• _WHAT THE EXERCISE ASKS_: Aside from the pictures, copy the listing exactly.

• _EXERCISE MATERIALS_:
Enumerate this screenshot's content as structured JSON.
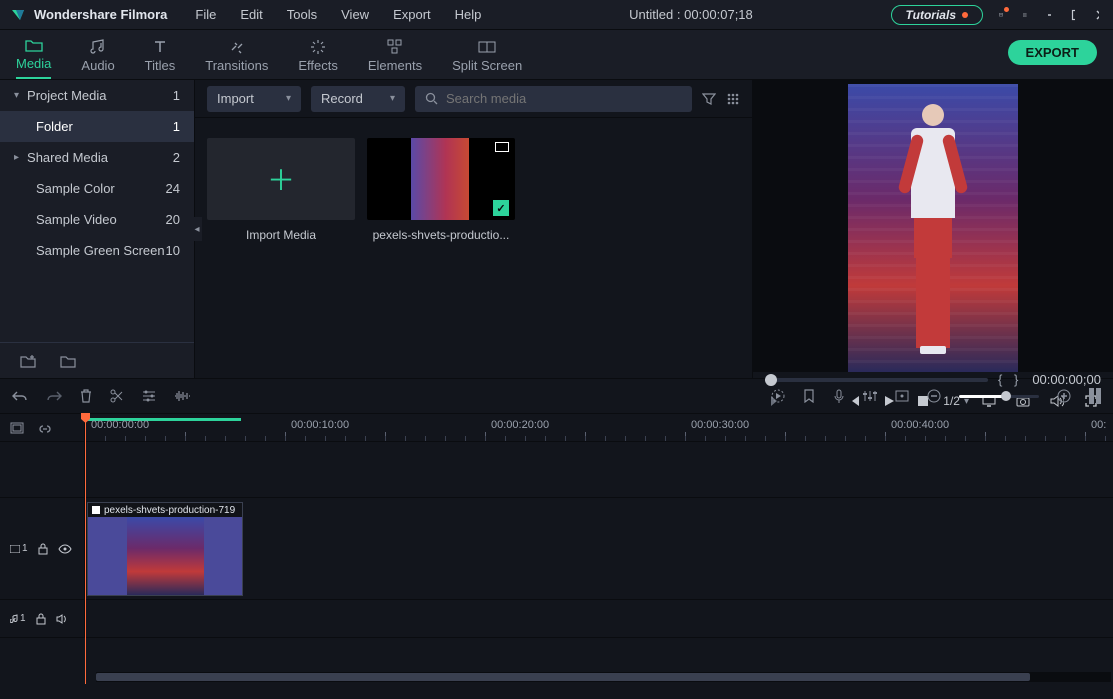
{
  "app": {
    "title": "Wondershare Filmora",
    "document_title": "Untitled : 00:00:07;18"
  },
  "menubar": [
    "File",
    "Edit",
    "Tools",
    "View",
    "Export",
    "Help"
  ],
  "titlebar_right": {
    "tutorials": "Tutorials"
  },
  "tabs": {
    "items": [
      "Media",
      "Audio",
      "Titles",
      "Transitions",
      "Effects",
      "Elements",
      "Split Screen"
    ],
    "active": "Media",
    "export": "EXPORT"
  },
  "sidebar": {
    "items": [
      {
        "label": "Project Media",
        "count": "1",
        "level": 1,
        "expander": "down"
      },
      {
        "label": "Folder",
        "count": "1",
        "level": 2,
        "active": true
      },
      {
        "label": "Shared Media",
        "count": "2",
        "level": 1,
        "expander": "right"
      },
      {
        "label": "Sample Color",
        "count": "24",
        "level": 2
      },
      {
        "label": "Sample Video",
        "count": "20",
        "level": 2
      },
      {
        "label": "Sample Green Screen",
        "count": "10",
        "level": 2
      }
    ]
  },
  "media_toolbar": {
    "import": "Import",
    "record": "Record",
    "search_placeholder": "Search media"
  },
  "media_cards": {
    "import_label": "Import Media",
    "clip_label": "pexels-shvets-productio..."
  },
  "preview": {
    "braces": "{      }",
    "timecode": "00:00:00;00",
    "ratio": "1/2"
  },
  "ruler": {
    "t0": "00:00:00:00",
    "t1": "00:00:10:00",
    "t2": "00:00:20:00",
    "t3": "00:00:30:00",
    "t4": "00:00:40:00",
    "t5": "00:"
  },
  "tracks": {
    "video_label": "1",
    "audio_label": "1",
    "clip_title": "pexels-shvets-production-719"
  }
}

• _OUTPUT FOR THIS EXERCISE_:
Enumerate this screenshot's content as structured JSON.
{
  "app": {
    "title": "Wondershare Filmora",
    "document_title": "Untitled : 00:00:07;18"
  },
  "menubar": [
    "File",
    "Edit",
    "Tools",
    "View",
    "Export",
    "Help"
  ],
  "titlebar_right": {
    "tutorials": "Tutorials"
  },
  "tabs": {
    "items": [
      "Media",
      "Audio",
      "Titles",
      "Transitions",
      "Effects",
      "Elements",
      "Split Screen"
    ],
    "active": "Media",
    "export": "EXPORT"
  },
  "sidebar": {
    "items": [
      {
        "label": "Project Media",
        "count": "1",
        "level": 1,
        "expander": "down"
      },
      {
        "label": "Folder",
        "count": "1",
        "level": 2,
        "active": true
      },
      {
        "label": "Shared Media",
        "count": "2",
        "level": 1,
        "expander": "right"
      },
      {
        "label": "Sample Color",
        "count": "24",
        "level": 2
      },
      {
        "label": "Sample Video",
        "count": "20",
        "level": 2
      },
      {
        "label": "Sample Green Screen",
        "count": "10",
        "level": 2
      }
    ]
  },
  "media_toolbar": {
    "import": "Import",
    "record": "Record",
    "search_placeholder": "Search media"
  },
  "media_cards": {
    "import_label": "Import Media",
    "clip_label": "pexels-shvets-productio..."
  },
  "preview": {
    "braces": "{      }",
    "timecode": "00:00:00;00",
    "ratio": "1/2"
  },
  "ruler": {
    "t0": "00:00:00:00",
    "t1": "00:00:10:00",
    "t2": "00:00:20:00",
    "t3": "00:00:30:00",
    "t4": "00:00:40:00",
    "t5": "00:"
  },
  "tracks": {
    "video_label": "1",
    "audio_label": "1",
    "clip_title": "pexels-shvets-production-719"
  }
}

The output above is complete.